Revisiting Converting a Recordset to XMLBy Carlos Baptiste
There have been several articles on 4Guys on retrieving XML from an ADO Recordset. Scott Mitchell's article Creating a Function to Stream a Recordset to XML examined how to use the MSXML COM components to convert a Recordset into an XML string. David O'Neill extended Scott's article in Increasing
and, in Simplifying
ConvertRStoXML() and Transforming With XSL, looked
at how to simplify the entire process by using an XSL stylesheet.
David O'Neill's approach used the ADO Recordset's
method to convert a Recordset into an array. Next, David iterated the contents of the array, programmatically constructing
the XML document. In this article I'll examine how to simplify this process even further by using the
Save() method to save the data to an MSXML DOMDocument object. Furthermore, we'll look at how
to use XSL to specify the XML structure for the Recordset's data.
Streaming XML to an MSXML DOMDocument Object
The ADO Recordset object has a
Save() method that can save the contents of a Recordset to a file in an XML
format. Unfortunately, the XML generated by saving an ADO Recordset is both ugly and difficult to use. The following
shows an abbreviated snippet of the XML generated by the ADO Recordset's
In addition to the ugly XML generated by the
Save() method, I've found that developers typically use
Save() to store the XML to the filesystem. Using the filesystem has its own set of problems associated
with it, such as permissions and file maintenance to conserve disk space. The approach I will suggest below works
strictly with streams and does not involve the filesystem. In addition, it goes further into features of the
MSXML parser that allows the generation of Recordset-based XML in fewer lines of code.
One of the lesser-known features of the Recordset is that the
Save() method is overloaded. This means
that in addition to providing a file path specifying a file to save the XML to, one could pass in any object that
IStream interface. We will not get into the details of interface implementation, just
understand that the XML DOMDocument object supports this interface. This allows us to do the following:
At this point we have transferred our data from the Recordset to the XML Document.
Transforming the XML Using a Stylesheet
While we have seen how to squirt a Recordset's data into an MSXML DOMDocument object with just a few lines of code, the XML structure in the DOMDocument object is that default, ugly ADO Recordset format we examined earlier. What we'd like to do is use an XSL stylesheet to transform the XML into a more human-readable format. This can be accomplished using the XML DOMDocument's
transformNodeToObject() method. This method accepts an XSL stylesheet as an XML
DOMDocument and a target XML DOMDocument. The target XML DOMDocument is loaded with the output of your transformation.
I have created an XSL stylesheet written specifically to translate the ADO specific Schema to a more recognizable element-based XML (attribute-based XML is also available but commented out in the XSL file).
I have implemented these features in a VBScript class called
CDatabaseHelper, which encapsulates
database calls cleanly. To retrieve XML from the database you can call the
ExecuteDataSet() method of this

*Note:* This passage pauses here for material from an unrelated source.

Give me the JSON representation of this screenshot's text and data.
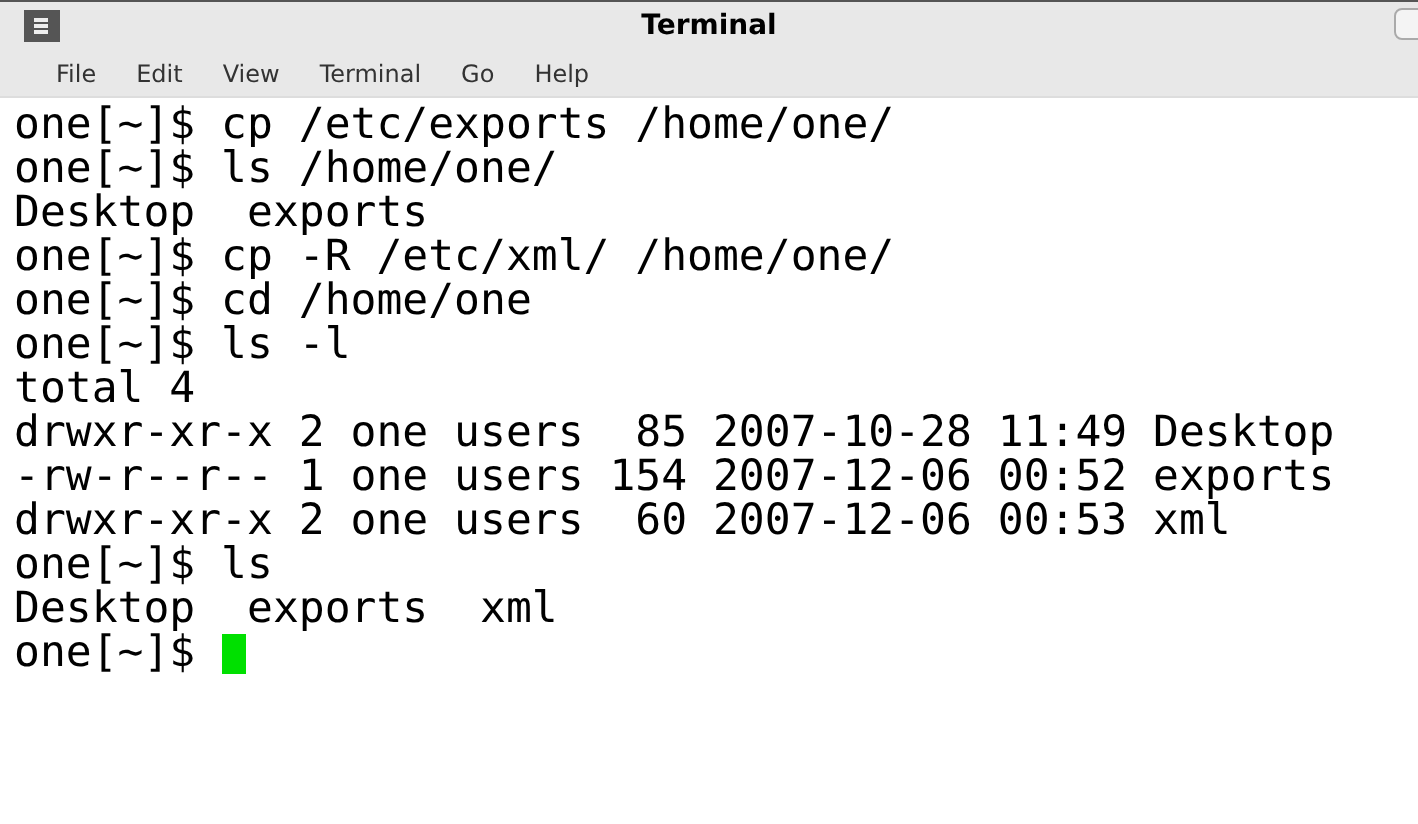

class, or you can call the
Execute() method which accepts a return type argument.
(This XSL stylesheet and
CDatabaseHelper class are both available for download at the end of this article.)

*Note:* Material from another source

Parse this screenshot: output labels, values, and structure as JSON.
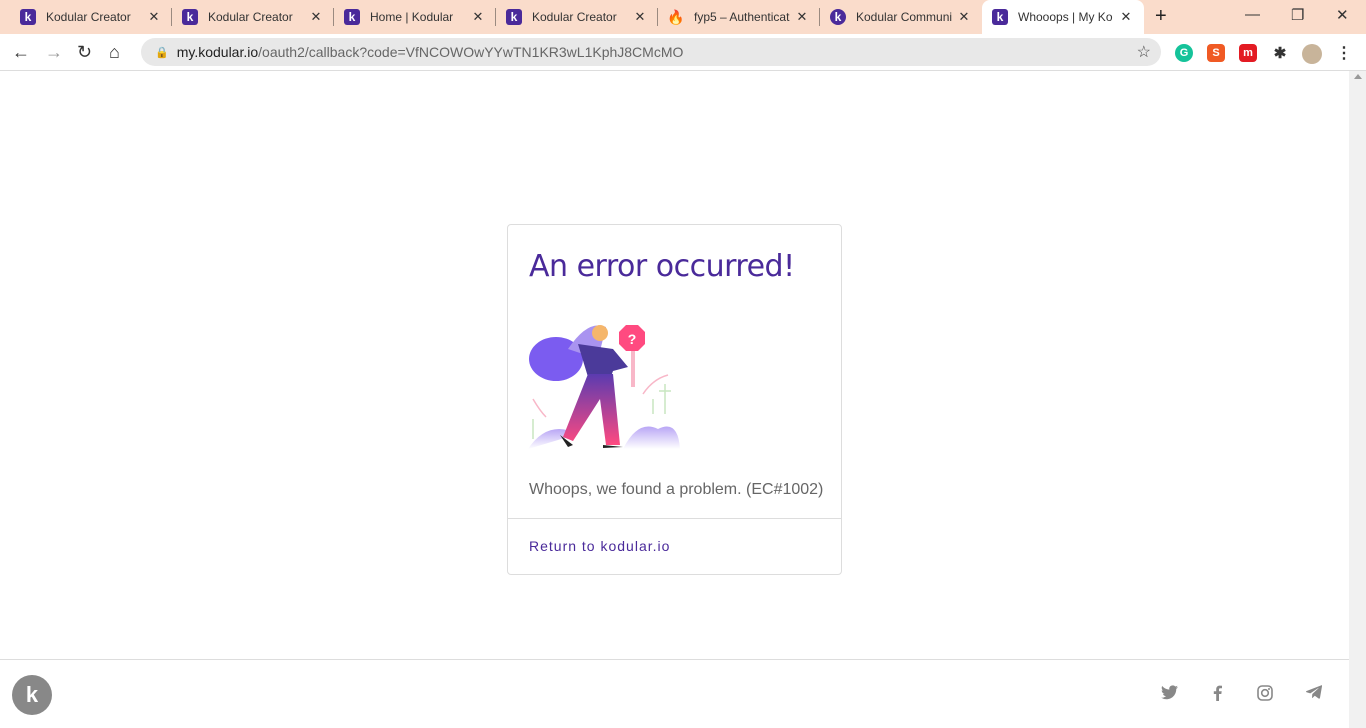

The following code illustrates how to use the
CDatabaseHelper class to run a simple SQL query against
the Access Northwind database, returning a human-readable XML stream.
The example above would emit information about the authors in the database. The following shows a snippet of the outputted XML:
Working with Shaped Recordsets
CDatabaseHelper class can also be used to transform shaped Recordsets into XML.
(Shaped Recordsets have been discussed here on 4Guys previously; see Richard Chisholm's Converting
Hierarchical Recordsets into XML for more information.)
To handle shaped Recordsets, the XSL stylesheet calls itself recursively when there is a child element present.
To this end, this approach will support shaped Recordsets with parent-child-sibling and parent-child-grandchild
Included in the download is an ASP page that demonstrates working with shaped Recordsets. The example
RS2XML_Shaped.asp) displays a list of employees and the orders they've made.
<Employee> element contains within it a list of orders made by that employee. The following
snippet shows what the XML emitted by the
RS2XML_Shaped.asp looks like:
As this XML example shows, any orders made by an employee are presented as child elements of said employee. In closing, the XSL stylesheet approach makes it a breeze to convert parent/child relationships into appropriately formatted XML.
In this article we examined how to use the MSXML components along with the ADO Recordset object's
method to convert database data (even shaped data) into human-readable XML through the use of a stylesheet and a
few lines of code. Those still working with classic ASP will find this approach useful; for those who have moved onto
ASP.NET, though, the .NET Framework's DataSet class and assorted
System.Xml classes can accomplish the
same functionality in even fewer lines of code.
CDatabaseHelperclass, XSL stylesheet, and example code (in ZIP format)
About the Author
Carlos Baptiste is a freelance software architect and mentor who specializes in Classic ASP / COM application development. He has over five years of experience developing web-based applications. He is based in the Washington, DC/Northern Virginia Area and can be reached through his website at Audoris.com.